Why learning self defense is important to aspies
Asps tend to be harassed frequently and sometimes suffer from a lack of self-confidence. Learning to defend yourself is a great way to teach an aspie self-confidence and protect yourself from bullies.
Neurotypics have other ways of defending themselves. They know when someone wants to hurt them and they may be able to play mind tricks to avoid harassment or attacks.
Why learning martial arts can be difficult for aspies
There is the problem of sensory problems, such as loud noises and bright fluorescent lights. Some aspies suffer from social phobia and some have trouble understanding instructions. Also, many aspies have poor motor skills.
My personal experience as an aspie learning martial arts.
I wanted to learn self defense since I was little, but my mother was against it because she thought that girls should not learn martial arts. He told me that I couldn’t learn anything and that he would hurt me. I was afraid of not understanding the instructions and was painfully aware of my poor motor skills. My sensory issues are mild enough for an asp, but I was afraid to walk into a crowded room.
When I was older, I thought the bullying was over. I thought it was something that only happened at school. So I gave up my dream of learning martial arts.
And then I grew up and found a job at a fast food restaurant. I was constantly harassed and I had to quit smoking. I found another job only to get harassed there too.
I finally realized that I had no other choice and went to a place that taught mixed kickboxing, Thai boxing and a bit of karate, a kind of mixed self defense training.
My first lesson was a total disaster. I was the only girl in the class, and the instructor obviously believed that girls shouldn’t learn martial arts. He was showing fighting tactics with a baseball bat too fast for me to understand, he got mad at me for not being able to follow him and he just ignored me for about an hour. I did not understand any of the movements he demonstrated and he did not offer an explanation or slow demonstration.
When class ended and I went to the bathroom to change my clothes, the boys came in and the instructor told me that he had told them that they could use the girls’ room because he forgot I was there.
I changed instructors and got to a mixed class with men and women.
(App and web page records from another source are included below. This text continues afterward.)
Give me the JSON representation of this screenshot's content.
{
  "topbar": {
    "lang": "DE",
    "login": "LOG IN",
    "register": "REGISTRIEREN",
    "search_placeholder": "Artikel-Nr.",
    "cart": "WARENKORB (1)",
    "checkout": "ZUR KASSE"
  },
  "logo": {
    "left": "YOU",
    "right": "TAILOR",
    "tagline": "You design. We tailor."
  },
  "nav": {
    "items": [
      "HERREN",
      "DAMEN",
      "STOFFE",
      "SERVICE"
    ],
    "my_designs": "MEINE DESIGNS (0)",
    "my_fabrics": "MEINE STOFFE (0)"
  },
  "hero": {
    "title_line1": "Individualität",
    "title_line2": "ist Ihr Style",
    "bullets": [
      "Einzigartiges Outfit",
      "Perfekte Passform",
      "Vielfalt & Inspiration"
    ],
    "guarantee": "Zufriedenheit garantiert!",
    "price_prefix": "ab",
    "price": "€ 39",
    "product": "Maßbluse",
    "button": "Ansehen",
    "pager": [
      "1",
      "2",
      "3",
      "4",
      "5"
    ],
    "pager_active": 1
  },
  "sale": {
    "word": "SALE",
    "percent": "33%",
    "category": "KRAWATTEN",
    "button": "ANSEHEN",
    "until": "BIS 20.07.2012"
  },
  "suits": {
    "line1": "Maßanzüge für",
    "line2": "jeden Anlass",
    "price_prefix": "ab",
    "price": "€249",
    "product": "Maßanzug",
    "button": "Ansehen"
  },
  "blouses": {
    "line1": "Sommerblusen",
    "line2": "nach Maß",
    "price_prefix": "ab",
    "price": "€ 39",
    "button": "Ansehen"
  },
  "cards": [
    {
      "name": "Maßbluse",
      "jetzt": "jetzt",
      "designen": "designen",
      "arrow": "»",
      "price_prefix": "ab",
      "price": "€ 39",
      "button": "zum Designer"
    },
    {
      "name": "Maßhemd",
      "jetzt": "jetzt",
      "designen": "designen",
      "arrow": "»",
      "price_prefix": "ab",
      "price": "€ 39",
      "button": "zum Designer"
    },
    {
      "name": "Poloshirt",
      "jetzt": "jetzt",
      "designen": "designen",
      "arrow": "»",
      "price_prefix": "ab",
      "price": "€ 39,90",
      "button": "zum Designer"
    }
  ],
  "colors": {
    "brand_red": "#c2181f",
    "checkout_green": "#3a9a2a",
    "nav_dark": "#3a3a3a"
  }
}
The new instructor was kinder, but he told us to team up to practice a technique, and I was left alone. At first I was embarrassed, but then the instructor paired up with me.
It took me longer than neurotypicals to learn self-defense moves, but when I finally did, I was the best student, much better than anyone. It increased my self-confidence and helped me overcome my fits of anger.
Unfortunately, I had to quit after a year due to stomachaches and lack of money.
I believe that people on the spectrum can greatly benefit from martial arts or any kind of self defense classes. Sending him a little aspie to martial arts classes is something I highly recommend.
How to teach martial arts to an aspie
Teaching martial arts in an individual setting is probably better for autistic people than learning in a group, if you can afford it.
I would suggest telling the instructor that the child has Asperger syndrome or autism beforehand.
Self-defense classes at home are probably best for asps, in a family setting.
Teaching in dimly lit classrooms and trying not to make too much noise is probably a good idea.
Teaching someone on the self-defense spectrum can be a bit challenging, which is why I suggest hiring a patient instructor who is willing to put in the effort.
Aspies can learn self defense moves slowly, but in the end they will probably end up being the best students of all time. Our strength, the fact that we are often hyperactive, our ability to repeat the same movement over and over again for practice, and our tendency to be perfectionists make us excellent candidates for martial arts, based on my own personal experience.